It was a fun weekend.

Speaking of cold beer, that sounds really good right now. The hot weather has set in and it definitely both feels and looks like summer out there. Lawns that have been lush and green are quickly drying up and our landscapes are starting to show the signs of water stress as well. It’s that time of the year again.

Stay hydrated. That always wise advice, and it goes for your garden plants, too. Drag that hose out from time to time and give things a good drink, especially if they’re newly planted.

Besides weather related challenges, there are plenty of unwanted pests out there to deal with, too. If you find yourself up against a problem, and you not quite sure what to do, come on out and let us help. And, check out the last two blog posts for tips on treatment.

Now, for that cold beer…

-Cameron Rees

A Quick Peak At Misty’s Garden

My yard has a lot to offer this time of year. It’s at this time that the landscape comes alive with many colors!

We moved into this house six years ago and the landscape was severely neglected. I had to tear everything out and start over. It is still a work in progress but one day it will be done! 

Until then, enjoy the colors of my garden!

-Misty Brown, Lath House Manager

It's Time To Water

We have been seeing a lot of watering-related problems come into the store recently, which raises a common question, “How often should I be watering?”

That’s a fairly simple question, and it would seem like there ought to be a fairly simple answer. And there is… sort of.  

Water your plants as often as often as they need it. Like I said, a fairly simple answer… sort of.

So, what the heck does that mean?!

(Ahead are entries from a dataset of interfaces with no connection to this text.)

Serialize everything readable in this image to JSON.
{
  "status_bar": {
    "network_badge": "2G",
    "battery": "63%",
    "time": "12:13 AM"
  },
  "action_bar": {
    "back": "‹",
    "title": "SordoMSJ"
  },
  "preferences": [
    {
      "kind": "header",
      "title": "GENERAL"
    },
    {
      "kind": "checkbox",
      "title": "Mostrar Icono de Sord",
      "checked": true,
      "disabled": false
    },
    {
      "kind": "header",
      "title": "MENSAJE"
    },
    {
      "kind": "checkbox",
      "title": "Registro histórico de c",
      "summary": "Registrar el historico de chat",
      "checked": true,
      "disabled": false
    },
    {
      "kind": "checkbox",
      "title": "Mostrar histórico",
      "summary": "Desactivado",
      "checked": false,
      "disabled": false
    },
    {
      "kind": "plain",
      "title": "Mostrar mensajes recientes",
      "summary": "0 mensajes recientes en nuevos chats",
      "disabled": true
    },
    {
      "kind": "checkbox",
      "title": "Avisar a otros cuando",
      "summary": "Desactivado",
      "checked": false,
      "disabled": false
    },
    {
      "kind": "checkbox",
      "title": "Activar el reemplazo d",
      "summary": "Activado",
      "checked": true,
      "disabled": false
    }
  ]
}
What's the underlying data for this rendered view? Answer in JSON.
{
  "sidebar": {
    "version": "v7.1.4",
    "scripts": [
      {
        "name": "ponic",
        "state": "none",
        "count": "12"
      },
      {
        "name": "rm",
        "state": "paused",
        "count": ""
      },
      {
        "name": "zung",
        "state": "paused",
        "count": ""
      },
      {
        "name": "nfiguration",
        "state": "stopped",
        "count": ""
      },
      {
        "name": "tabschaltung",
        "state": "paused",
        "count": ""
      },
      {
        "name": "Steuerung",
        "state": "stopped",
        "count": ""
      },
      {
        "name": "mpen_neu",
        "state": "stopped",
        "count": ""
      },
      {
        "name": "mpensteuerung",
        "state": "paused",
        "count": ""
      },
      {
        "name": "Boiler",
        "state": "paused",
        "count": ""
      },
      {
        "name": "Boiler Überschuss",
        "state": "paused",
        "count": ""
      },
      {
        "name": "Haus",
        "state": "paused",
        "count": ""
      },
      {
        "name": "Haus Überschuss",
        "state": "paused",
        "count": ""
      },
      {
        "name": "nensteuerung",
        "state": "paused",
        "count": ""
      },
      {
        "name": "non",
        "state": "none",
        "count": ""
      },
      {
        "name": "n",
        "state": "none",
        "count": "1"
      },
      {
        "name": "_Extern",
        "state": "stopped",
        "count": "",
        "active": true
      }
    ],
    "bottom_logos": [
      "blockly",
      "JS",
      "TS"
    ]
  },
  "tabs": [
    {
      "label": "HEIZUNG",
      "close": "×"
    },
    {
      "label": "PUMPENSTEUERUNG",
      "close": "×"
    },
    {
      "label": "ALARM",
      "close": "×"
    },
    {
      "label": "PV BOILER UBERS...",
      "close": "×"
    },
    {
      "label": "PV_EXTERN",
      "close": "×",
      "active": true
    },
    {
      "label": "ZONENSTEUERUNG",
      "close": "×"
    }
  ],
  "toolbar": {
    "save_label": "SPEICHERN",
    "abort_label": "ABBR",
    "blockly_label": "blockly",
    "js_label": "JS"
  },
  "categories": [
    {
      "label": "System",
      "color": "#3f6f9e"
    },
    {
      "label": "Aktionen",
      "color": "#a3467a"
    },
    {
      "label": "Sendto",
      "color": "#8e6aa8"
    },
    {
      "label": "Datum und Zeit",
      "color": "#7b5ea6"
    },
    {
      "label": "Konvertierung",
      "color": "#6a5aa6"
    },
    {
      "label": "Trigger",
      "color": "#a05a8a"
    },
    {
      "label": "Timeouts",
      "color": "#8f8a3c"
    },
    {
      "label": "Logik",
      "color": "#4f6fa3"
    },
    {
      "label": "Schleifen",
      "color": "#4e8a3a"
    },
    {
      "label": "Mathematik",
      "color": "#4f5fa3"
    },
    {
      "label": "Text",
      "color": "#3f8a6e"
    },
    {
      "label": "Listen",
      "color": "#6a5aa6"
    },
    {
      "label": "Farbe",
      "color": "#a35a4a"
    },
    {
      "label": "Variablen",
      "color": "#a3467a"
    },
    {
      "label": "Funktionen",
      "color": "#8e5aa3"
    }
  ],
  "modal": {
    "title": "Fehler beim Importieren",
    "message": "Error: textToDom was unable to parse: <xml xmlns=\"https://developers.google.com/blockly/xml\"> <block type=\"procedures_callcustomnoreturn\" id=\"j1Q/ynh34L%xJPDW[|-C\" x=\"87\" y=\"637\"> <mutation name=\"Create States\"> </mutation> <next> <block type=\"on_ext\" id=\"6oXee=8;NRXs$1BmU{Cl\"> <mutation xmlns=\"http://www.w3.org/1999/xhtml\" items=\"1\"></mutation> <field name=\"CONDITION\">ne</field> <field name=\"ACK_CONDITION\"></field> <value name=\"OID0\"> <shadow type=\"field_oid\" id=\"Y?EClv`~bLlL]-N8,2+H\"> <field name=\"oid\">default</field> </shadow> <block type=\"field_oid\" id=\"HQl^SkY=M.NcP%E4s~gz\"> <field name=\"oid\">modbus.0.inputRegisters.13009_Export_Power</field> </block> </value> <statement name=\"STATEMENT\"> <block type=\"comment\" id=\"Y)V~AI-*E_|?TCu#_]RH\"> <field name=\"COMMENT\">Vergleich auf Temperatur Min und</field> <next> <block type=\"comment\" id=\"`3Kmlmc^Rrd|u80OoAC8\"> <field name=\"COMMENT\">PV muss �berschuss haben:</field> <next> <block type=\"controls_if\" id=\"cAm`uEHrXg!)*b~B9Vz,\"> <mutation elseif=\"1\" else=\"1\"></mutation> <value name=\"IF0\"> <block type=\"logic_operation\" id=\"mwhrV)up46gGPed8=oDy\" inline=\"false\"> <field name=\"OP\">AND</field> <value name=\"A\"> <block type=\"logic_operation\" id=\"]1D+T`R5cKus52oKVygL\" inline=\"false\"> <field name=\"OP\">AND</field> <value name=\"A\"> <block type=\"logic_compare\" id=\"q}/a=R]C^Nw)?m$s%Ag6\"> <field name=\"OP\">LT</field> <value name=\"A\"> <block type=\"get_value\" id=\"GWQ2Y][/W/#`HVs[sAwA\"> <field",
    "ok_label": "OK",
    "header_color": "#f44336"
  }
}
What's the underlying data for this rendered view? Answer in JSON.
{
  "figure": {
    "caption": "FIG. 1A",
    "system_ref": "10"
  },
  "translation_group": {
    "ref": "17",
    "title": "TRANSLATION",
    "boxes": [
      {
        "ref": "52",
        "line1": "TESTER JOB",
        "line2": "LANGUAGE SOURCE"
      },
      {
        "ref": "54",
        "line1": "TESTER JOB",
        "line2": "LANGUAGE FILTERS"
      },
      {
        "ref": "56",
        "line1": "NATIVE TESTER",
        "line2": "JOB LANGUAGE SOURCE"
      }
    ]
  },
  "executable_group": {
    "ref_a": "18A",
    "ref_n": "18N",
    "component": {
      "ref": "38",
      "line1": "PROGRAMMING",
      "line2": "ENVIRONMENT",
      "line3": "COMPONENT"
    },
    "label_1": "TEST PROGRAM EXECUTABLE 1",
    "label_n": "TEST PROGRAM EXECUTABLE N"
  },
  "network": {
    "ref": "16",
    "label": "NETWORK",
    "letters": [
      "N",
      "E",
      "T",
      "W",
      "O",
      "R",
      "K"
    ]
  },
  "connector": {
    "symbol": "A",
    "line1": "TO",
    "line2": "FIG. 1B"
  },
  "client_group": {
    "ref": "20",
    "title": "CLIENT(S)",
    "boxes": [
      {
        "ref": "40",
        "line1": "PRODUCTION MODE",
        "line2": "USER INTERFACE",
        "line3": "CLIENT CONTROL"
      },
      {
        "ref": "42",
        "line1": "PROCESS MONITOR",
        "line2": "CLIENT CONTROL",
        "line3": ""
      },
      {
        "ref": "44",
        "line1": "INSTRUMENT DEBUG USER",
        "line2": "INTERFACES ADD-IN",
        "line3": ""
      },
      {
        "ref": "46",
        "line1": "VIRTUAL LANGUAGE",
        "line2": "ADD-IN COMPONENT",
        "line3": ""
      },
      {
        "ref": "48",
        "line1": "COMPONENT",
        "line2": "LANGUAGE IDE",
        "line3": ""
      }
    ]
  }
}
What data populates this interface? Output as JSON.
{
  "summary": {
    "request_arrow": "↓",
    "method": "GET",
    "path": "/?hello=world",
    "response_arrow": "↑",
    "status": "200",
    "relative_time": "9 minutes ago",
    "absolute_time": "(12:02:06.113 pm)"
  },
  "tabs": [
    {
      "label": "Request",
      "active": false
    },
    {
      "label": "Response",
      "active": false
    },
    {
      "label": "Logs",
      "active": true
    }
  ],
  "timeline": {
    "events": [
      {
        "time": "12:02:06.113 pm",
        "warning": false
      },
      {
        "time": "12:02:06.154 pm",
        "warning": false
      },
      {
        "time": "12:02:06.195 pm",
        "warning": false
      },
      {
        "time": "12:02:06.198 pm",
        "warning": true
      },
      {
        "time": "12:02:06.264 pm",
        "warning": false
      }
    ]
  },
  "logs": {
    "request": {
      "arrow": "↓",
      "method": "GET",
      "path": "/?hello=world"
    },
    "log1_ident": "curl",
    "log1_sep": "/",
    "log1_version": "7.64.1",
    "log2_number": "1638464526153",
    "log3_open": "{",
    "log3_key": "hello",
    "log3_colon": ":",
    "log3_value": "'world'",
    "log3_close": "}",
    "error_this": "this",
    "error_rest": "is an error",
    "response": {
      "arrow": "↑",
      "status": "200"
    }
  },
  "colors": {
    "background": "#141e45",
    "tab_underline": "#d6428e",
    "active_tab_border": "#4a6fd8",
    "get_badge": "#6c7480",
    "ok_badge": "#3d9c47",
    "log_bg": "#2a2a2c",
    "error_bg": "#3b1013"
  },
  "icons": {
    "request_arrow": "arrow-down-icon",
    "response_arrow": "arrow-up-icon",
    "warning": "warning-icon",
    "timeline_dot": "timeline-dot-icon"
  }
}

The answer is different for different situations. Things like soil type, soil conditions, weather conditions, age of the garden, exposure and type of plants all factor in.

Think of it this way, your goal is to keep the soil moist. Not wet, but moist. Think of a sponge, soaked full of water then gently squeezed out. What’s left is a sponge that’s moist, but not wet.

So, how do you do that in your garden?

The same way Mother Nature does it, with gentle soakings on an occasional basis. Think about it, a nice soaking rain every now and then does wonders. But, if we got the same thing every day, things would turn swampy, and everything would turn into a mucky mess.

I like to check frequently, but water infrequently.

That means check regularly, think daily or every other day – that’s frequently. But, only water when it’s dry enough to be needed. That should be infrequently, maybe once or twice a week.

And when you do water, water thoroughly. That’s critical.

You do that by applying water slowly over long periods of time. Think sprinklers, drip hose, buckets with holes drilled in them or hoses set to just a trickle. Remember, we’re trying to mimic what Mother Nature does, slow and gentle.

Time is the key here. It takes a long time for water to soak down into the ground and reach all the roots, so water needs to be applied in a way that allows it to soak in slowly over time and not just run off. That may mean 20 minutes, 30 minutes, an hour or more. It all depends on the situation.

One thing is almost certain though, if you’re holding onto the hose, you’re probably not doing a very good job.

Attach a sprinkler, set a time, and walk away. Come back when it’s run long enough to get water down 12, 18, maybe 24” deep. You can check how well you’ve done but sticking a long screw driver or something similar into the ground . You’ll quickly learn to feel the difference between freshly watered soil and ground that’s still hard and dry.

There’s plenty more to talk about when it comes to watering, but that’s enough to get you started. Grab a hose and get at it. You’ll find it’s like everything else in gardening, the more you do it, the better you get.

If you still have questions, just let us know!

-Cameron Rees